Twenty rugby teams from across Europe, the Americas, Asia, and Africa are competing for the championship over six weeks, with some of the most important matches of the international tournament being held in and around Tokyo, Osaka, and Fukuoka.
Tokyo Stadium (Ajinomoto Stadium)
International Stadium Yokohama (Nissan Stadium)
Kumagaya Rugby Ground, Saitama
Only 30 minutes apart by public transit, Tokyo and Yokohama pack a punch as Japan’s two largest cities. Both offer an enormous amount to see and do when you aren’t watching your team compete, from Tokyo’s robot cabaret shows and Toyosu Fish Market (formerly known as the Tsukiji Fish Market) to Yokohama’s port history and Chinatown, Japan’s largest. To unwind after some intense spectating, relax on a Sumida River cruise in the capital or take an after-dark spin on the colorful Cosmo Clock 21 Ferris wheel in Yokohama.
Hanazono Rugby Stadium, Osaka
Kobe City Misaki Park Stadium (Noevir Stadium Kobe)
Both Osaka and Kobe are well-known for their food and nightlife—in Osaka, Japan’s second city, it’s the lively street food stalls and sake bars that draw crowds, while in Kobe, some travelers plan their entire trip to this port city around the steakhouses serving up tender Kobe beef. Plus, if you visit one or both cities, it’s easy to also make it out to nearby Kyoto, which epitomizes traditional Japanese culture with regular geisha sightings. Osaka must-sees include the Tenjimbashisuji shopping district and the city’s symbol, Osaka Castle.
Fukuoka Hakatanomori Stadium (Level5 Stadium)
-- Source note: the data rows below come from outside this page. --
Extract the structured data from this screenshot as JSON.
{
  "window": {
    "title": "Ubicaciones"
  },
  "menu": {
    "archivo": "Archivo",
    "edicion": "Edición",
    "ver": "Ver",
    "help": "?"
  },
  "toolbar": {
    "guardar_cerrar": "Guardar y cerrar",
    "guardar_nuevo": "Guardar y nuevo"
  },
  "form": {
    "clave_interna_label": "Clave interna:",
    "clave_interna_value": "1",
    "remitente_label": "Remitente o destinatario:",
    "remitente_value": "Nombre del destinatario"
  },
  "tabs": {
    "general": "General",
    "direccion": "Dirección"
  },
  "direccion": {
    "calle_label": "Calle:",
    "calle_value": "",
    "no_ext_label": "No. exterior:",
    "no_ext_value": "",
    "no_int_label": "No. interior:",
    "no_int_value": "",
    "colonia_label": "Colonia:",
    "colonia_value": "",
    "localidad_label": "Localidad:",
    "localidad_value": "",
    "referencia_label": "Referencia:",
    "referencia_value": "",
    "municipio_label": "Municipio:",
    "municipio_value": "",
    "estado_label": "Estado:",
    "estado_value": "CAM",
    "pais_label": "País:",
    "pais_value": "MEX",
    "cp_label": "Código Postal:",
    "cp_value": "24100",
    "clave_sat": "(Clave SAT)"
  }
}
Waterfront Fukuoka sits in the north of Kyushu, Japan’s southernmost main island. Its warm climate, lesser-known status, and walkable neighborhoods make the Fukuoka Prefecture capital an ideal spot to catch a rugby game and explore beyond Japan’s biggest cities. Visit the Hakata neighborhood for world-famous Hakata-style ramen, hit the beach, or head out to some hot springs. The high-speed Kyushu bullet train runs north to south, connecting Fukuoka with Kumamoto and Kagoshima.
No matter who wins the cup, you’ll want to make sure you make it to the stadium before game time. All of the host cities are well connected by air, and pre-booked private airport transfers are a convenient option for visitors to Tokyo and Osaka.
Insider tip: It’s also possible to avoid air travel, save money, and still maximize time with the Japan Rail Pass, which must be purchased prior to arrival in Japan. Passes are available to foreigners with 7-, 14-, and 21-day validity, meaning they’re perfect for both sightseeing and traveling between World Cup sites, no matter how long you’re in Japan for the tournament.